Most people believe that the Facebook’s “San Pancho Turtle” is Grupo Ecológico official business hub. Not true, we have been saddled with a communication dilemma for years, in reality “San Pancho Turtle” is only a local marine turtle information website, which leaves us out of the loop when it comes to receiving important messages. All-important business should be directed to our email at firstname.lastname@example.org or go to our website project-tortuga.org on the Home page go to the message box at the bottom.
November Volunteers: Karen Sorum and Hallie Loveridge, Juan Flores and family, Taylor Kimbell and Katherine Grant, Yanick Uirick, Susan Canale, Esteban Millard and Pauline Astete.
Unfortunately because of the pandemic we are not able to host large groups of visitors within the nursery facility, which regrettably leaves us without a good method of selling T-shirts or raising donations. We must do depend on PayPal as the only way of achieving that goal.
Throughout November we have received many donations and would like to thank each contributor for their help: Jack and Franny Bischof, Jennifer Burke, Karen Wilson, Gale Greer, Karen Bentley, Gregory Draper, Jennifer Nelsen, Lalo and Patricia, Cynthia klingberg, Michael Sproul, Joseph Sackey

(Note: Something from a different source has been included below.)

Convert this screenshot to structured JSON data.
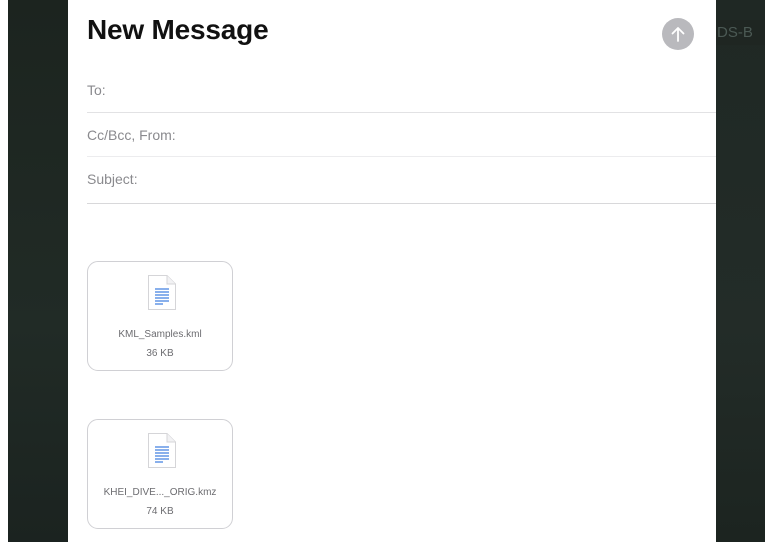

Weather-wise: Temperatures during the day were in the mid 80°, while night time temps were in the low to mid to low 70°. Strange, 0.00 rain in November, while the total rainfall for the year came to 56.29 inches. Over the past two and half years we have received little to no tropical storm activities.
Town and country wise: The town is packed on the weekends, but very few of the tourist are from north of the border or from other country, but mostly from inland cities in México, the downside is, all restaurants, bars and shops are all open with very few people wearing facemask or keeping a safe distance. The Governor of Nayarit has ordered that everyone wear a facemask 24/7 in public.
From the golf course north looks more like a ghost town at night, while construction is at high point with many vehicles loaded with building materials and workers passing in front of my house. Despite several attempts to drain it the lagoon if remains filled to the max, The beach is slowly eroding from to the north with an eight foot cliff moving south.
The Corona virus is not responsible for a spike in cases as we are seeing now, a spike is totally caused by human carelessness and nothing else. Below are several tips on how to stay safe.
- The virus is primarily spread by fine droplets from the mouth or nose, if you cough, sneeze, or are crying, singing or boisterous you can, if infected spread the virus like wildfire. if possible keep your voice low and always use a handkerchief when coughing or sneezing.
- You are not protecting yourself and others if you’re not wearing a good face mask. Important, if you can blowout a small flame through the mask, it is no good one and will not protecting you or others.
- The minimum distance from others is six feet, although this is only a minimum safe distance, as far from others as possible is considerably better. Although when talking to others have the wind or breeze at your back.
- Wash your hands as often as possible, and keep your hands off your face.
- When shopping or visiting with others wear some sort eye protection along with a facemask.
- The virus falls to the surface so leave your shoes outside the house.
- For recreation or hiking, keep your trips to unpopulated areas, like a wild areas.
- It is a good idea to limit your trips, especially to public indoor gatherings, consider them to be extremely dangerous.
- To help your immune system try vitamin C, D3 Zinc and lot of good sleep. (Take Vitamin D3 in the morning.)
Grupo Ecológico de la Costa Verde, A.C.
Volunteer across Leather- Hook removed from Hawkbill turtle backs tracks Hawksbills mouth